You lay in bed, wide-awake. There will be no sleeping tonight. You hear their laughter echoing through your head. You wish they would stop. They won’t. You can’t block them out. Sweat drips from your forehead; you are exhausted. Fall asleep.
The kids at school are laughing at you. They try to hide it. You walk from class to class, people are always watching you. You cannot escape their eyes. The eyes are always on you. Why do they watch you? Run.
You wish Mom were still here. You remember how it was before she left. Dad said she was in Heaven looking down at you. You would rather her be there. Dad is too busy for you now. His job and his new girlfriend are all that’s important to him. Run.
Where are you going? The sky is getting dark. You are afraid of the dark. Mom always said bad things came out at night to come for children. You don’t believe in that type of thing anymore. Turn the corner. Where are you going? You go to the cemetery to sit down next to Mom’s headstone. Push open the heavy iron gates. You feel comfortable here. There is nobody to laugh at you, no eyes watching you.
You say, “How was your day, Mom?” You sit there and stare at the shiny marble. One day you will have one of those above you. Then, people can’t make fun of you anymore. There they can’t see you. You will be safe there. You won’t have to run anymore.
It’s getting late. You better hurry home. You notice Dad’s girlfriend’s car is there. Run to your room. In the quiet dark, strike the match. Light up your cigarette. You think about your day. People calling you names, teachers are yelling at you, your dad ignores you. Another great day you think. Smoke. Think of all those people who torment you. You will show them one day. Who are you kidding? You are nothing. You will never be anything. You are nothing. Put out the cigarette. Go to the desk Dad made for you. Take out the permanent marker there in the first drawer. Scribble on the wall the words that resonate in your mind. Drop the marker. Reach down and take out the bundle in the second drawer. Unwrap it. Look around. You are nothing. What are you waiting for? You are tired of running. Tomorrow the people will not make fun of you. You will show them. They will be sorry. They will be sorry.
When Dad comes in he will look at the walls.
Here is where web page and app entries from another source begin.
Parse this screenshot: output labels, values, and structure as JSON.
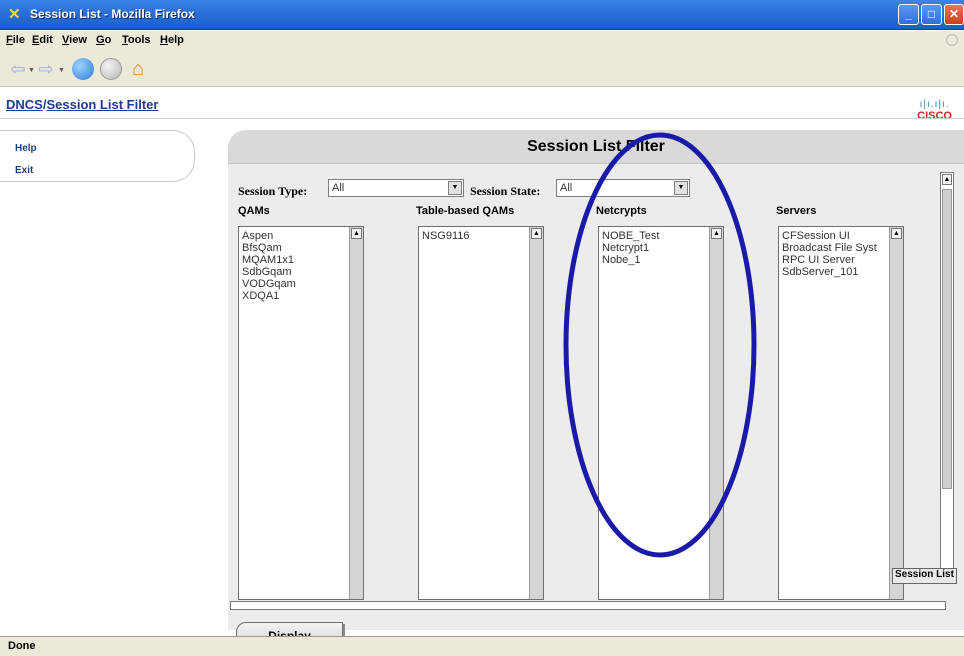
{
  "window": {
    "title": "Session List - Mozilla Firefox"
  },
  "menu": [
    "File",
    "Edit",
    "View",
    "Go",
    "Tools",
    "Help"
  ],
  "breadcrumb": {
    "root": "DNCS",
    "separator": "/",
    "current": "Session List Filter"
  },
  "logo": {
    "text": "CISCO"
  },
  "left_menu": {
    "help": "Help",
    "exit": "Exit"
  },
  "panel": {
    "title": "Session List Filter"
  },
  "filters": {
    "session_type_label": "Session Type:",
    "session_type_value": "All",
    "session_state_label": "Session State:",
    "session_state_value": "All"
  },
  "columns": {
    "qams": {
      "header": "QAMs",
      "items": [
        "Aspen",
        "BfsQam",
        "MQAM1x1",
        "SdbGqam",
        "VODGqam",
        "XDQA1"
      ]
    },
    "table_qams": {
      "header": "Table-based QAMs",
      "items": [
        "NSG9116"
      ]
    },
    "netcrypts": {
      "header": "Netcrypts",
      "items": [
        "NOBE_Test",
        "Netcrypt1",
        "Nobe_1"
      ]
    },
    "servers": {
      "header": "Servers",
      "items": [
        "CFSession UI",
        "Broadcast File Syst",
        "RPC UI Server",
        "SdbServer_101"
      ]
    }
  },
  "tooltip": "Session List",
  "display_button": "Display",
  "status": "Done",
  "colors": {
    "titlebar": "#2a6fd8",
    "annotation": "#1a1aa8",
    "panel": "#d9d9d9"
  }
}
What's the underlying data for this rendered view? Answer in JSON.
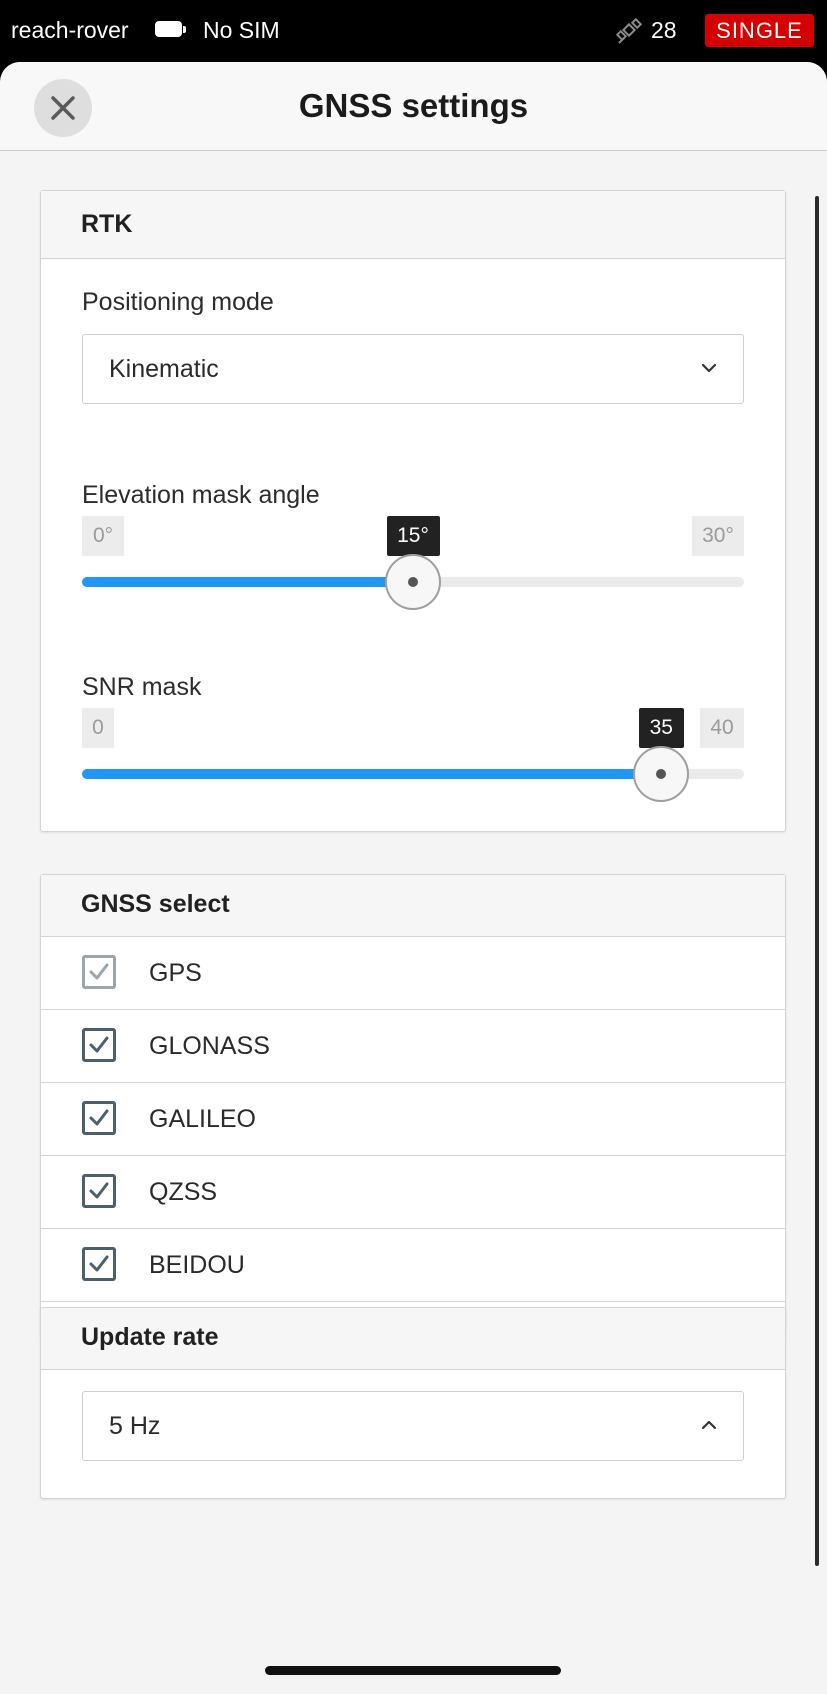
{
  "status_bar": {
    "device_name": "reach-rover",
    "sim_status": "No SIM",
    "satellite_icon": "satellite-icon",
    "satellite_count": "28",
    "solution_status": "SINGLE",
    "solution_color": "#d50000"
  },
  "header": {
    "title": "GNSS settings",
    "close_icon": "close-icon"
  },
  "rtk": {
    "section_title": "RTK",
    "positioning_mode": {
      "label": "Positioning mode",
      "value": "Kinematic"
    },
    "elevation_mask": {
      "label": "Elevation mask angle",
      "min_label": "0°",
      "max_label": "30°",
      "value_label": "15°",
      "min": 0,
      "max": 30,
      "value": 15
    },
    "snr_mask": {
      "label": "SNR mask",
      "min_label": "0",
      "max_label": "40",
      "value_label": "35",
      "min": 0,
      "max": 40,
      "value": 35
    },
    "accent_color": "#2196f3"
  },
  "gnss_select": {
    "section_title": "GNSS select",
    "systems": [
      {
        "name": "GPS",
        "checked": true,
        "disabled": true
      },
      {
        "name": "GLONASS",
        "checked": true,
        "disabled": false
      },
      {
        "name": "GALILEO",
        "checked": true,
        "disabled": false
      },
      {
        "name": "QZSS",
        "checked": true,
        "disabled": false
      },
      {
        "name": "BEIDOU",
        "checked": true,
        "disabled": false
      }
    ]
  },
  "update_rate": {
    "section_title": "Update rate",
    "value": "5 Hz"
  }
}
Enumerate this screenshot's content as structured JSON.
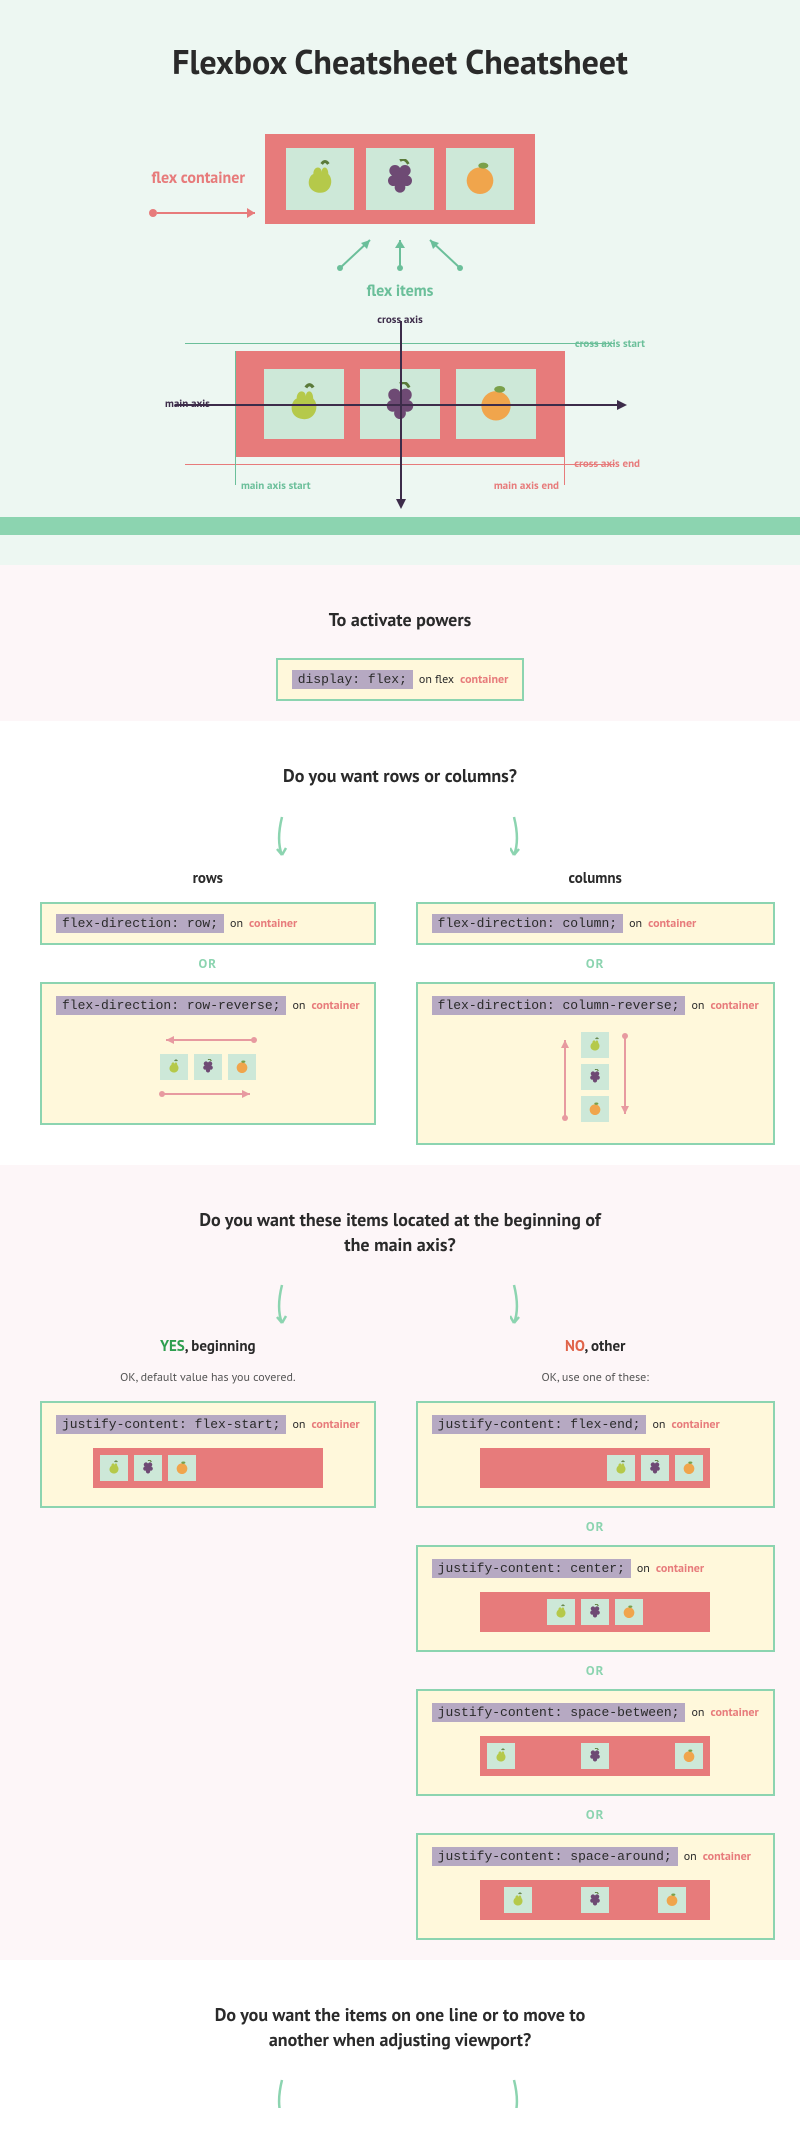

He will read the words, “RUN NO MORE.” He will cry as he holds you. He
thinks it’s his fault. The kids at school are silent. They know of their guilt. It was all their fault. You are free.
By: Poor Christopher